  1. When making arrangements to study material in a museum’s collection, visiting researchers should make sure that the museum they are visiting is aware of what they are studying and why, and what they intend to do with the observations made at the museum. In general, permission to study material in a museum’s collection resides with either the collections manager or the curator in charge, but this is not always specified. It is most effective to copy all relevant curatorial personnel on the correspondence.
  2. All museums and repositories should have policies regarding access to material in collections for research purposes, although these policies may not be written or stated explicitly. Museum and repository curatorial staff are responsible for ensuring, preferably in writing, that visiting researchers are fully cognizant of all pertinent institutional collections-care policies, procedures, and restrictions. Visiting researchers are encouraged to request a copy of the repository’s collections-management and collections-access policies in advance, in order to familiarize themselves with the appropriate collections care policies. Permission to observe material is not necessarily equivalent to permission to publish on it, so researchers should be sure that they have express permission to publish on material before doing so.
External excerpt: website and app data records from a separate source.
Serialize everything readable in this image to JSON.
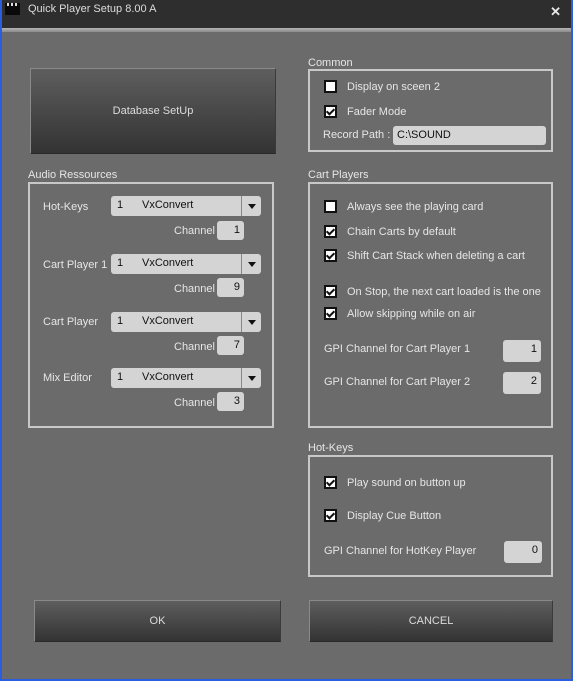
{
  "window": {
    "title": "Quick Player Setup 8.00 A",
    "icon": "clapperboard-icon",
    "close_icon": "close-icon"
  },
  "database_button": "Database SetUp",
  "audio": {
    "title": "Audio Ressources",
    "channel_label": "Channel",
    "rows": [
      {
        "label": "Hot-Keys",
        "device_num": "1",
        "device_name": "VxConvert",
        "channel": "1"
      },
      {
        "label": "Cart Player 1",
        "device_num": "1",
        "device_name": "VxConvert",
        "channel": "9"
      },
      {
        "label": "Cart Player",
        "device_num": "1",
        "device_name": "VxConvert",
        "channel": "7"
      },
      {
        "label": "Mix Editor",
        "device_num": "1",
        "device_name": "VxConvert",
        "channel": "3"
      }
    ]
  },
  "common": {
    "title": "Common",
    "display_screen2": {
      "label": "Display on sceen 2",
      "checked": false
    },
    "fader_mode": {
      "label": "Fader Mode",
      "checked": true
    },
    "record_path_label": "Record Path :",
    "record_path_value": "C:\\SOUND"
  },
  "cart_players": {
    "title": "Cart Players",
    "options": [
      {
        "label": "Always see the playing card",
        "checked": false
      },
      {
        "label": "Chain Carts by default",
        "checked": true
      },
      {
        "label": "Shift Cart Stack when deleting a cart",
        "checked": true
      },
      {
        "label": "On Stop, the next cart loaded is the one",
        "checked": true
      },
      {
        "label": "Allow skipping while on air",
        "checked": true
      }
    ],
    "gpi1_label": "GPI Channel for Cart Player 1",
    "gpi1_value": "1",
    "gpi2_label": "GPI Channel for Cart Player 2",
    "gpi2_value": "2"
  },
  "hotkeys": {
    "title": "Hot-Keys",
    "options": [
      {
        "label": "Play sound on button up",
        "checked": true
      },
      {
        "label": "Display Cue Button",
        "checked": true
      }
    ],
    "gpi_label": "GPI Channel for HotKey Player",
    "gpi_value": "0"
  },
  "footer": {
    "ok": "OK",
    "cancel": "CANCEL"
  }
}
  3. It is understood that researchers working in museums and other professional repositories may be actively studying the fossils and data under their direct care. In these cases, it is acceptable to withdraw such specimens from more general research access for a reasonable period of time, until the repository researchers have completed and published the results of their investigations. However, it is also incumbent upon the repositories in these cases to clearly inform visiting researchers of the status of these fossils, so that conflicts do not arise. We emphasize that repository personnel should endeavor to make the fossils under study available following publication of their results. Science is based upon verification and repeatability, and these often require that access be provided for outside researchers. Where multiple curatorial and collections personnel at a given repository are actively conducting research on fossils under their care, we recommend open and frequent communication among these scientists about their research programs.
  4. Visiting researchers should inform the museum of the results of their work based on the museum’s collections. Museums benefit in many ways from having researchers work on their collections. In some cases, the results of research can lead to news articles that will increase the profile of the museum in the local, national, or international community. In others cases, the information can be presented through exhibits and public programs. Thus the museum will want to know what visiting scientists have done with results of the observations on their specimens, and especially what abstracts or papers are published that include reference to material in their collections. Published papers, published abstracts, dissertations, and theses should be provided to the repository in a timely fashion.